This transitional season gives us a great opportunity to reflect on the year, and the ways in which we can counter the negativity, inanity, and distraction that keep us from seeing and feeling the good work going on around us.
For me, it comes down to remembering why I do this work. I pretty much have a dream job. I work with great people, have a wonderful Board of Directors, and spend every day engaged with a dedicated team that protects and defends what we all love about Alaska–the wild places that make it unique and irreplaceable.
With Trustees, I also found a place where I can continue to support oceans and healthy water systems. I thought I wanted to be Jacqueline Cousteau as a kid, after all, and I studied aquatic biology in college. When I travel, I like going where I can dip my toes in the water, and dive with the citizens of the sea.
One way to stay healthily engaged in a world that seems Twitter-obsessed and untethered from curiosity, truth, and common ground is to find something you care about and commit to caring for it. For me, that thing is water. It is sea mammals. It is plankton, nudibranchs, salmon, sea horses and sharks.
What oceans and watersheds give me is enormous, so I give back by volunteering and donating to Trustees and other organizations that protect water and all living things that rely on it. Giving financially puts positive energy into the systems that help us thrive. It gives resources to people and organizations that can do the work that we cannot. It acknowledges and honors our relationship with the natural world and our communities.
So when catching a breath during the “in between” seasons, remember that making the world a better place only happens because of you.

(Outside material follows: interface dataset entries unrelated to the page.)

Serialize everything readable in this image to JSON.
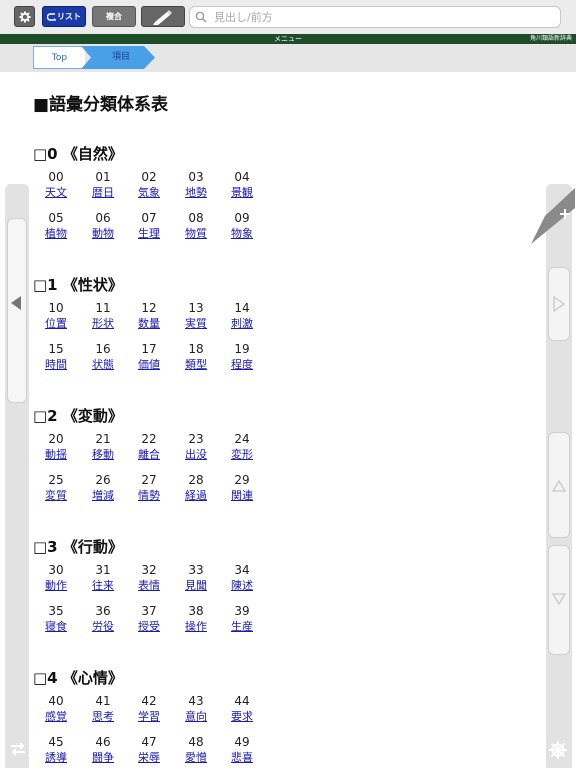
{
  "toolbar": {
    "list_label": "リスト",
    "multi_label": "複合",
    "search_placeholder": "見出し/前方"
  },
  "menubar": {
    "title": "メニュー",
    "dict_name": "角川類語新辞典"
  },
  "breadcrumb": {
    "top": "Top",
    "item": "項目"
  },
  "page_title": "■語彙分類体系表",
  "sections": [
    {
      "heading": "□0 《自然》",
      "rows": [
        [
          [
            "00",
            "天文"
          ],
          [
            "01",
            "暦日"
          ],
          [
            "02",
            "気象"
          ],
          [
            "03",
            "地勢"
          ],
          [
            "04",
            "景観"
          ]
        ],
        [
          [
            "05",
            "植物"
          ],
          [
            "06",
            "動物"
          ],
          [
            "07",
            "生理"
          ],
          [
            "08",
            "物質"
          ],
          [
            "09",
            "物象"
          ]
        ]
      ]
    },
    {
      "heading": "□1 《性状》",
      "rows": [
        [
          [
            "10",
            "位置"
          ],
          [
            "11",
            "形状"
          ],
          [
            "12",
            "数量"
          ],
          [
            "13",
            "実質"
          ],
          [
            "14",
            "刺激"
          ]
        ],
        [
          [
            "15",
            "時間"
          ],
          [
            "16",
            "状態"
          ],
          [
            "17",
            "価値"
          ],
          [
            "18",
            "類型"
          ],
          [
            "19",
            "程度"
          ]
        ]
      ]
    },
    {
      "heading": "□2 《変動》",
      "rows": [
        [
          [
            "20",
            "動揺"
          ],
          [
            "21",
            "移動"
          ],
          [
            "22",
            "離合"
          ],
          [
            "23",
            "出没"
          ],
          [
            "24",
            "変形"
          ]
        ],
        [
          [
            "25",
            "変質"
          ],
          [
            "26",
            "増減"
          ],
          [
            "27",
            "情勢"
          ],
          [
            "28",
            "経過"
          ],
          [
            "29",
            "関連"
          ]
        ]
      ]
    },
    {
      "heading": "□3 《行動》",
      "rows": [
        [
          [
            "30",
            "動作"
          ],
          [
            "31",
            "往来"
          ],
          [
            "32",
            "表情"
          ],
          [
            "33",
            "見聞"
          ],
          [
            "34",
            "陳述"
          ]
        ],
        [
          [
            "35",
            "寝食"
          ],
          [
            "36",
            "労役"
          ],
          [
            "37",
            "授受"
          ],
          [
            "38",
            "操作"
          ],
          [
            "39",
            "生産"
          ]
        ]
      ]
    },
    {
      "heading": "□4 《心情》",
      "rows": [
        [
          [
            "40",
            "感覚"
          ],
          [
            "41",
            "思考"
          ],
          [
            "42",
            "学習"
          ],
          [
            "43",
            "意向"
          ],
          [
            "44",
            "要求"
          ]
        ],
        [
          [
            "45",
            "誘導"
          ],
          [
            "46",
            "闘争"
          ],
          [
            "47",
            "栄辱"
          ],
          [
            "48",
            "愛憎"
          ],
          [
            "49",
            "悲喜"
          ]
        ]
      ]
    }
  ]
}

Thank you for all you do, and all you’ll do next.
PS: Your support of Trustees for Alaska is critical now more than ever.